Holtkamp, S.J., Ince, L.M., Barnoud, C., Schmitt, M.T., Sinturel, F., Pilorz, V., Pick, R., Jemelin, S., Mühlstädt, M., Boehncke, W.H., Weber, J., Laubender, D., Philippou-Massier, J., Chen, C.S., Holtermann, L., Vestweber, D., Sperandio, M., Schraml, B.U., Halin, C., Dibner, C., Oster, H., Renkawitz, J., and Scheiermann, C.
(IMPRS-LS students are in bold)
Nat Immunol, 2021, 22, 1375-1381.
Circadian clocks guide dendritic cells into skin lymphatics
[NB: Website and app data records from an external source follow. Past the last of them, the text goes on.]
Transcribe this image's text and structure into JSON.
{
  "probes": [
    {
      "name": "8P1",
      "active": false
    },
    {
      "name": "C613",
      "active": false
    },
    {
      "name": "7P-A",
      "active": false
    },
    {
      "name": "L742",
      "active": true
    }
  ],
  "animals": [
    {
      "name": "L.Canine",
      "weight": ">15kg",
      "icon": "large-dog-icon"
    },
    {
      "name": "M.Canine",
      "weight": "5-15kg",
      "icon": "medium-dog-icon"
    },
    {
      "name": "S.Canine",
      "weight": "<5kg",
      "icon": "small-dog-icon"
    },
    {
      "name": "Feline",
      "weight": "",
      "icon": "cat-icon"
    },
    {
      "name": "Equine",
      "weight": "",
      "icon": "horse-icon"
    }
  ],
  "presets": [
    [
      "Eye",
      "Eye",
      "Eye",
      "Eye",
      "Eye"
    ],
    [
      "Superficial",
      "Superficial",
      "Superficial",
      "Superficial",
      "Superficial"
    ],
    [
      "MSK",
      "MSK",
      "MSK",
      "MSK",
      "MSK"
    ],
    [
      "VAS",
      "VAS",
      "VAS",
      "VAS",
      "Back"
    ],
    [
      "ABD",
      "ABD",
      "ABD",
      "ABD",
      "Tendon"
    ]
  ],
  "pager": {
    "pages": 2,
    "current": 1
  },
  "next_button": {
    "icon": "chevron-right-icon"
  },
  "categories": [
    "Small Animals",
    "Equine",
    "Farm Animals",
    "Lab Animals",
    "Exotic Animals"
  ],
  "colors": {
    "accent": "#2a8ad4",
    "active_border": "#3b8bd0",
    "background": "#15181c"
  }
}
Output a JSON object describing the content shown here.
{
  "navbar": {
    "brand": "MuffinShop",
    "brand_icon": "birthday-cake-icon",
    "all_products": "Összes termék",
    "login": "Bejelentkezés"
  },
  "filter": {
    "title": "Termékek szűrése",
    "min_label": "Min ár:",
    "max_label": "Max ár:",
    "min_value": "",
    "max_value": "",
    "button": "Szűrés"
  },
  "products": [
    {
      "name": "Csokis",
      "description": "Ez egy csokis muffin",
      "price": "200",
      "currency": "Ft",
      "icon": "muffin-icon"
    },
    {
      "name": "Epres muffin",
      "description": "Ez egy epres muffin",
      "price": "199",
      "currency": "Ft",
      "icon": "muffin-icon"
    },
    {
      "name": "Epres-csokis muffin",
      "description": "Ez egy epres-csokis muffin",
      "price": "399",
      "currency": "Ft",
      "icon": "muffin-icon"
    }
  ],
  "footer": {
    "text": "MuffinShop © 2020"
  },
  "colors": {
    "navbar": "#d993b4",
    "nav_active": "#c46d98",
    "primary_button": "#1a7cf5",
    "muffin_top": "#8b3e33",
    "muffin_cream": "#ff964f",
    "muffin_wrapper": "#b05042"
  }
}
Migration of leukocytes from the skin to lymph nodes (LNs) via afferent lymphatic vessels (LVs) is pivotal for adaptive immune responses1,2. Circadian rhythms have emerged as important regulators of leukocyte trafficking to LNs via the blood3,4. Here, we demonstrate that dendritic cells (DCs) have a circadian migration pattern into LVs, which peaks during the rest phase in mice. This migration pattern is determined by rhythmic gradients in the expression of the chemokine CCL21 and of adhesion molecules in both mice and humans. Chronopharmacological targeting of the involved factors abrogates circadian migration of DCs. We identify cell-intrinsic circadian oscillations in skin lymphatic endothelial cells (LECs) and DCs that cogovern these rhythms, as their genetic disruption in either cell type ablates circadian trafficking. These observations indicate that circadian clocks control the infiltration of DCs into skin lymphatics, a process that is essential for many adaptive immune responses and relevant for vaccination and immunotherapies.